§ **What is expected**
Some lines in the entries contain the word "true". Copy all of them.

Data excerpts
Segment Open

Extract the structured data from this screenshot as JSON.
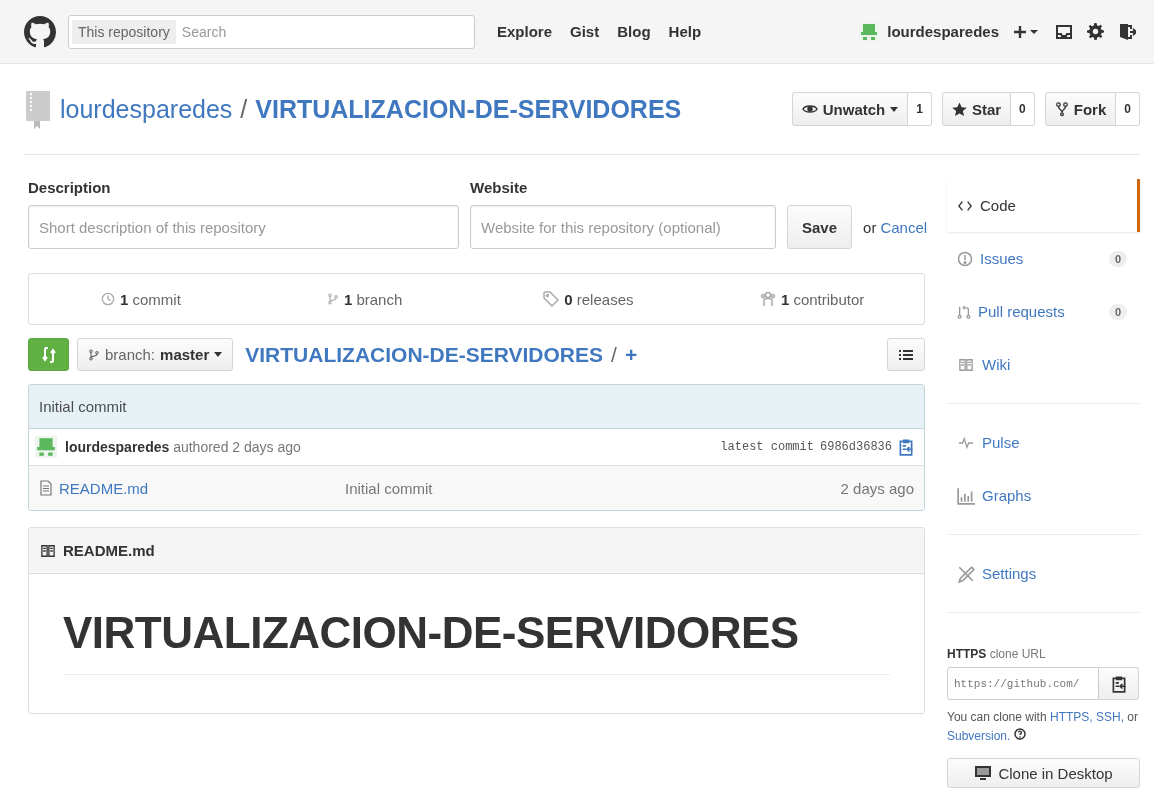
{
  "header": {
    "search_scope": "This repository",
    "search_placeholder": "Search",
    "nav": [
      "Explore",
      "Gist",
      "Blog",
      "Help"
    ],
    "user": "lourdesparedes"
  },
  "repo": {
    "owner": "lourdesparedes",
    "separator": "/",
    "name": "VIRTUALIZACION-DE-SERVIDORES",
    "actions": [
      {
        "kind": "watch",
        "label": "Unwatch",
        "count": "1"
      },
      {
        "kind": "star",
        "label": "Star",
        "count": "0"
      },
      {
        "kind": "fork",
        "label": "Fork",
        "count": "0"
      }
    ]
  },
  "edit": {
    "description_label": "Description",
    "description_placeholder": "Short description of this repository",
    "website_label": "Website",
    "website_placeholder": "Website for this repository (optional)",
    "save": "Save",
    "or": "or",
    "cancel": "Cancel"
  },
  "stats": [
    {
      "kind": "commit",
      "count": "1",
      "label": "commit"
    },
    {
      "kind": "branch",
      "count": "1",
      "label": "branch"
    },
    {
      "kind": "release",
      "count": "0",
      "label": "releases"
    },
    {
      "kind": "contributor",
      "count": "1",
      "label": "contributor"
    }
  ],
  "file_nav": {
    "branch_prefix": "branch:",
    "branch": "master",
    "path": "VIRTUALIZACION-DE-SERVIDORES",
    "separator": "/",
    "add": "+"
  },
  "commit": {
    "message": "Initial commit",
    "author": "lourdesparedes",
    "when": "authored 2 days ago",
    "label": "latest commit",
    "sha": "6986d36836"
  },
  "files": [
    {
      "name": "README.md",
      "message": "Initial commit",
      "age": "2 days ago"
    }
  ],
  "readme": {
    "title": "README.md",
    "heading": "VIRTUALIZACION-DE-SERVIDORES"
  },
  "sidebar": {
    "sections": [
      [
        {
          "kind": "code",
          "label": "Code",
          "selected": true
        },
        {
          "kind": "issue",
          "label": "Issues",
          "count": "0",
          "selected": false
        },
        {
          "kind": "pull",
          "label": "Pull requests",
          "count": "0",
          "selected": false
        },
        {
          "kind": "wiki",
          "label": "Wiki",
          "selected": false
        }
      ],
      [
        {
          "kind": "pulse",
          "label": "Pulse",
          "selected": false
        },
        {
          "kind": "graph",
          "label": "Graphs",
          "selected": false
        }
      ],
      [
        {
          "kind": "settings",
          "label": "Settings",
          "selected": false
        }
      ]
    ]
  },
  "clone": {
    "protocol": "HTTPS",
    "label": "clone URL",
    "url": "https://github.com/",
    "help": [
      {
        "kind": "text",
        "text": "You can clone with"
      },
      {
        "kind": "link",
        "text": "HTTPS,"
      },
      {
        "kind": "link",
        "text": "SSH,"
      },
      {
        "kind": "text",
        "text": "or"
      },
      {
        "kind": "link",
        "text": "Subversion."
      }
    ],
    "desktop": "Clone in Desktop"
  }
}
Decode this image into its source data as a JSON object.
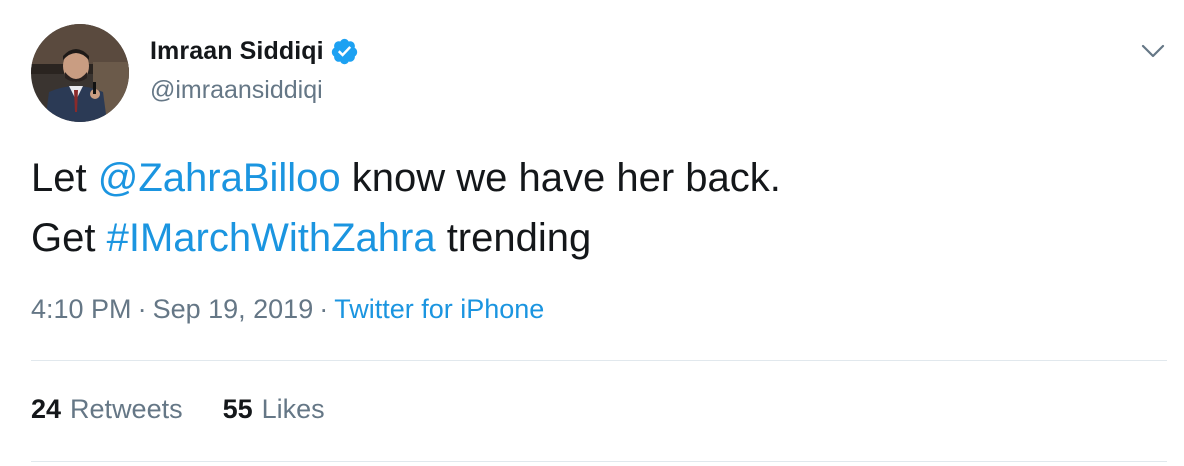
{
  "author": {
    "display_name": "Imraan Siddiqi",
    "handle": "@imraansiddiqi",
    "verified": true,
    "avatar_alt": "Imraan Siddiqi"
  },
  "tweet": {
    "line1": {
      "before": "Let ",
      "mention": "@ZahraBilloo",
      "after": " know we have her back."
    },
    "line2": {
      "before": "Get ",
      "hashtag": "#IMarchWithZahra",
      "after": " trending"
    }
  },
  "meta": {
    "time": "4:10 PM",
    "separator": "·",
    "date": "Sep 19, 2019",
    "source": "Twitter for iPhone"
  },
  "stats": {
    "retweets_count": "24",
    "retweets_label": "Retweets",
    "likes_count": "55",
    "likes_label": "Likes"
  },
  "icons": {
    "verified": "verified-badge-icon",
    "caret": "chevron-down-icon"
  },
  "colors": {
    "link": "#1b95e0",
    "text": "#14171a",
    "muted": "#657786",
    "divider": "#e1e8ed",
    "verified": "#1da1f2"
  }
}
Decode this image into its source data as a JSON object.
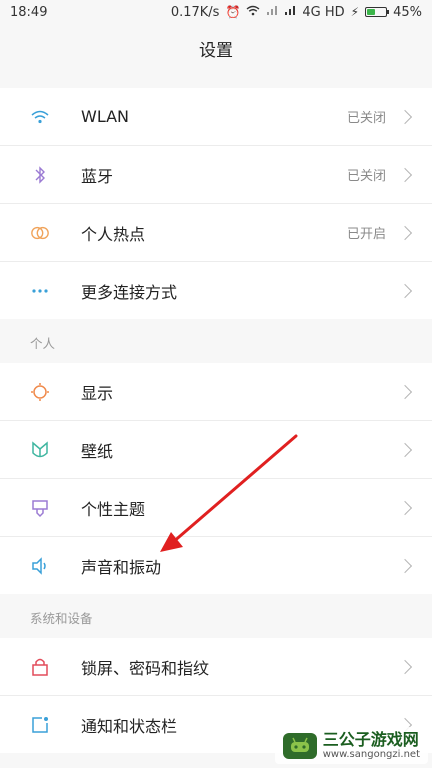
{
  "status_bar": {
    "time": "18:49",
    "speed": "0.17K/s",
    "network": "4G HD",
    "battery": "45%",
    "battery_level": 0.45
  },
  "header": {
    "title": "设置"
  },
  "sections": {
    "connect": {
      "items": [
        {
          "icon": "wifi-icon",
          "label": "WLAN",
          "value": "已关闭"
        },
        {
          "icon": "bluetooth-icon",
          "label": "蓝牙",
          "value": "已关闭"
        },
        {
          "icon": "hotspot-icon",
          "label": "个人热点",
          "value": "已开启"
        },
        {
          "icon": "more-dots-icon",
          "label": "更多连接方式",
          "value": ""
        }
      ]
    },
    "personal": {
      "title": "个人",
      "items": [
        {
          "icon": "display-icon",
          "label": "显示"
        },
        {
          "icon": "wallpaper-icon",
          "label": "壁纸"
        },
        {
          "icon": "theme-icon",
          "label": "个性主题"
        },
        {
          "icon": "sound-icon",
          "label": "声音和振动"
        }
      ]
    },
    "system": {
      "title": "系统和设备",
      "items": [
        {
          "icon": "lock-icon",
          "label": "锁屏、密码和指纹"
        },
        {
          "icon": "notification-icon",
          "label": "通知和状态栏"
        }
      ]
    }
  },
  "colors": {
    "wifi": "#3aa0d8",
    "bluetooth": "#9b7bd3",
    "hotspot": "#f0a35a",
    "more": "#3aa0d8",
    "display": "#f08a4b",
    "wallpaper": "#3fb6a0",
    "theme": "#9b7bd3",
    "sound": "#3aa0d8",
    "lock": "#e24b5a",
    "notification": "#3aa0d8",
    "annotation_arrow": "#e02020"
  },
  "watermark": {
    "title": "三公子游戏网",
    "url": "www.sangongzi.net"
  }
}
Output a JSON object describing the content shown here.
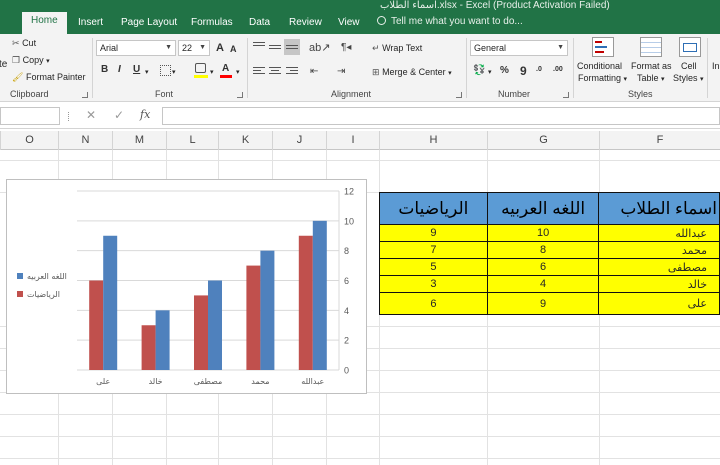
{
  "window": {
    "title": "اسماء الطلاب.xlsx - Excel (Product Activation Failed)"
  },
  "tabs": [
    {
      "label": "Home",
      "active": true
    },
    {
      "label": "Insert"
    },
    {
      "label": "Page Layout"
    },
    {
      "label": "Formulas"
    },
    {
      "label": "Data"
    },
    {
      "label": "Review"
    },
    {
      "label": "View"
    }
  ],
  "tell_me": "Tell me what you want to do...",
  "ribbon": {
    "clipboard": {
      "cut": "Cut",
      "copy": "Copy",
      "format_painter": "Format Painter",
      "paste_fragment": "te",
      "label": "Clipboard"
    },
    "font": {
      "name": "Arial",
      "size": "22",
      "bold": "B",
      "italic": "I",
      "underline": "U",
      "font_color": "A",
      "grow": "A",
      "shrink": "A",
      "label": "Font"
    },
    "alignment": {
      "wrap": "Wrap Text",
      "merge": "Merge & Center",
      "label": "Alignment"
    },
    "number": {
      "format": "General",
      "percent": "%",
      "comma": "9",
      "dec_inc": ".0",
      "dec_dec": ".00",
      "label": "Number"
    },
    "styles": {
      "conditional": "Conditional",
      "conditional2": "Formatting",
      "format_as": "Format as",
      "format_as2": "Table",
      "cell": "Cell",
      "cell2": "Styles",
      "label": "Styles",
      "insert_fragment": "In"
    }
  },
  "formula_bar": {
    "cancel": "✕",
    "enter": "✓",
    "fx": "fx",
    "value": ""
  },
  "columns": [
    "O",
    "N",
    "M",
    "L",
    "K",
    "J",
    "I",
    "H",
    "G",
    "F"
  ],
  "table": {
    "headers": [
      "الرياضيات",
      "اللغه العربيه",
      "اسماء الطلاب"
    ],
    "rows": [
      {
        "math": "9",
        "arabic": "10",
        "name": "عبدالله"
      },
      {
        "math": "7",
        "arabic": "8",
        "name": "محمد"
      },
      {
        "math": "5",
        "arabic": "6",
        "name": "مصطفى"
      },
      {
        "math": "3",
        "arabic": "4",
        "name": "خالد"
      },
      {
        "math": "6",
        "arabic": "9",
        "name": "على"
      }
    ]
  },
  "chart_data": {
    "type": "bar",
    "categories": [
      "على",
      "خالد",
      "مصطفى",
      "محمد",
      "عبدالله"
    ],
    "series": [
      {
        "name": "الرياضيات",
        "values": [
          6,
          3,
          5,
          7,
          9
        ],
        "color": "#c0504d"
      },
      {
        "name": "اللغه العربيه",
        "values": [
          9,
          4,
          6,
          8,
          10
        ],
        "color": "#4f81bd"
      }
    ],
    "ylim": [
      0,
      12
    ],
    "yticks": [
      "0",
      "2",
      "4",
      "6",
      "8",
      "10",
      "12"
    ],
    "grid": true,
    "legend": "left",
    "y_axis_side": "right"
  },
  "colors": {
    "excel_green": "#217346",
    "table_header": "#5b9bd5",
    "table_body": "#ffff00"
  }
}
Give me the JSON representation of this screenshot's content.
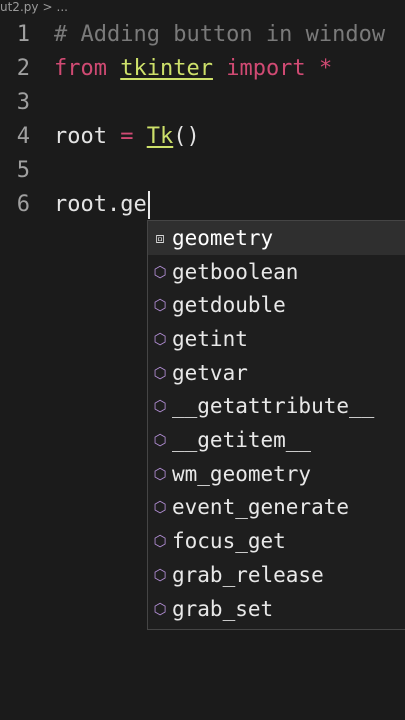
{
  "breadcrumb": {
    "file": "ut2.py",
    "sep": ">",
    "more": "..."
  },
  "lines": [
    {
      "num": "1",
      "comment": "# Adding button in window"
    },
    {
      "num": "2",
      "kw_from": "from",
      "module": "tkinter",
      "kw_import": "import",
      "star": "*"
    },
    {
      "num": "3"
    },
    {
      "num": "4",
      "var": "root",
      "op": "=",
      "fn": "Tk",
      "parens": "()"
    },
    {
      "num": "5"
    },
    {
      "num": "6",
      "text": "root.ge"
    }
  ],
  "suggestions": [
    {
      "label": "geometry",
      "icon": "method-box-icon",
      "selected": true
    },
    {
      "label": "getboolean",
      "icon": "method-cube-icon"
    },
    {
      "label": "getdouble",
      "icon": "method-cube-icon"
    },
    {
      "label": "getint",
      "icon": "method-cube-icon"
    },
    {
      "label": "getvar",
      "icon": "method-cube-icon"
    },
    {
      "label": "__getattribute__",
      "icon": "method-cube-icon"
    },
    {
      "label": "__getitem__",
      "icon": "method-cube-icon"
    },
    {
      "label": "wm_geometry",
      "icon": "method-cube-icon"
    },
    {
      "label": "event_generate",
      "icon": "method-cube-icon"
    },
    {
      "label": "focus_get",
      "icon": "method-cube-icon"
    },
    {
      "label": "grab_release",
      "icon": "method-cube-icon"
    },
    {
      "label": "grab_set",
      "icon": "method-cube-icon"
    }
  ],
  "colors": {
    "background": "#1b1b1b",
    "keyword": "#d04a73",
    "module": "#cde06a",
    "comment": "#7a7a7a",
    "icon": "#b38fd6"
  }
}
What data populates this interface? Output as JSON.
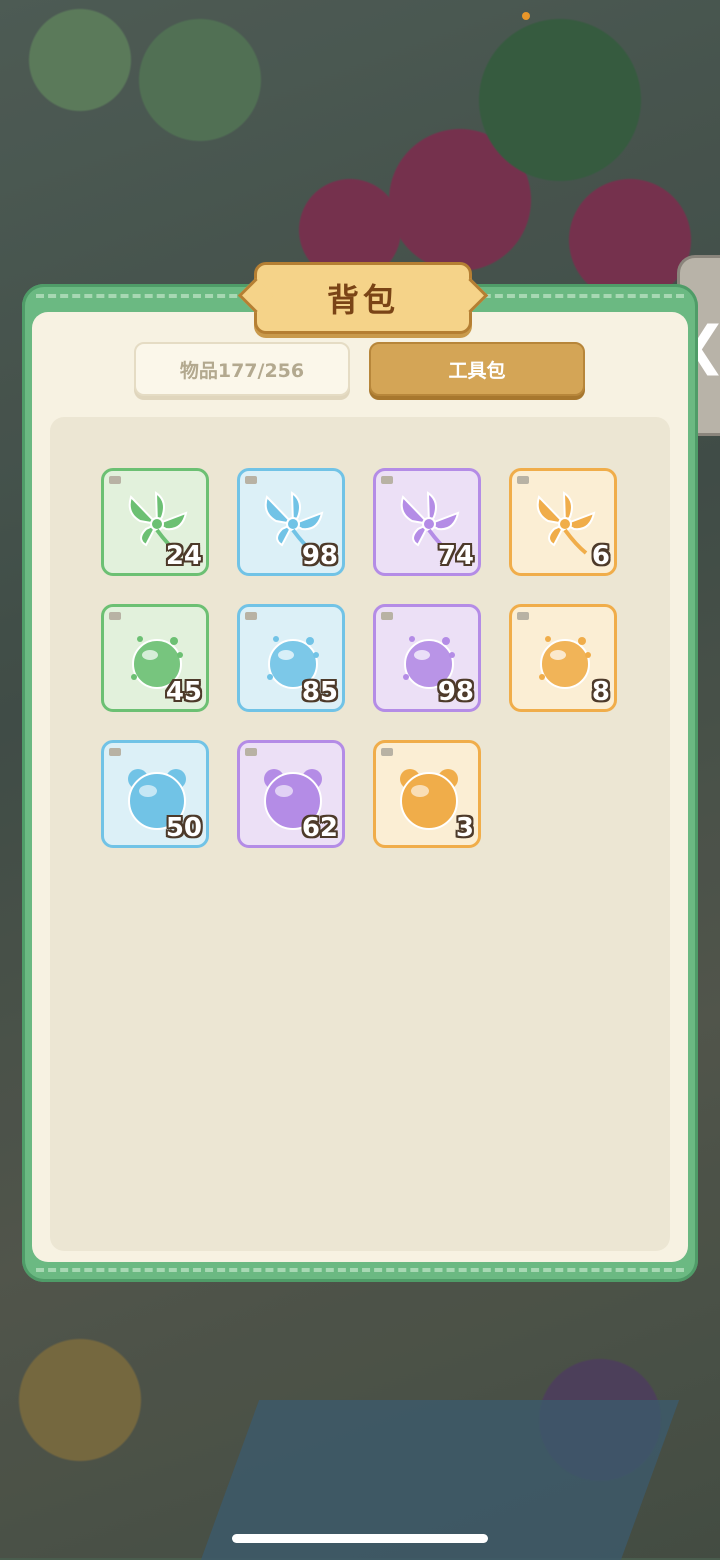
{
  "panel": {
    "title": "背包",
    "tabs": [
      {
        "label": "物品177/256",
        "active": false
      },
      {
        "label": "工具包",
        "active": true
      }
    ]
  },
  "side_tab": {
    "glyph": "❮"
  },
  "items": [
    {
      "name": "green-pinwheel",
      "count": "24",
      "rarity": "green"
    },
    {
      "name": "blue-pinwheel",
      "count": "98",
      "rarity": "blue"
    },
    {
      "name": "purple-pinwheel",
      "count": "74",
      "rarity": "purple"
    },
    {
      "name": "gold-pinwheel",
      "count": "6",
      "rarity": "gold"
    },
    {
      "name": "green-orb",
      "count": "45",
      "rarity": "green"
    },
    {
      "name": "blue-orb",
      "count": "85",
      "rarity": "blue"
    },
    {
      "name": "purple-orb",
      "count": "98",
      "rarity": "purple"
    },
    {
      "name": "gold-orb",
      "count": "8",
      "rarity": "gold"
    },
    {
      "name": "blue-bear-bubble",
      "count": "50",
      "rarity": "blue"
    },
    {
      "name": "purple-bear-bubble",
      "count": "62",
      "rarity": "purple"
    },
    {
      "name": "orange-bear-bubble",
      "count": "3",
      "rarity": "gold"
    }
  ],
  "colors": {
    "green": "#6cc073",
    "blue": "#71c3e6",
    "purple": "#b48ce6",
    "gold": "#f0ad4a"
  }
}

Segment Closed

§ **Completed task**
          "selected": true
    "verified": true,
      "active": true
    "grid": true,
      "selected": true
        "active": true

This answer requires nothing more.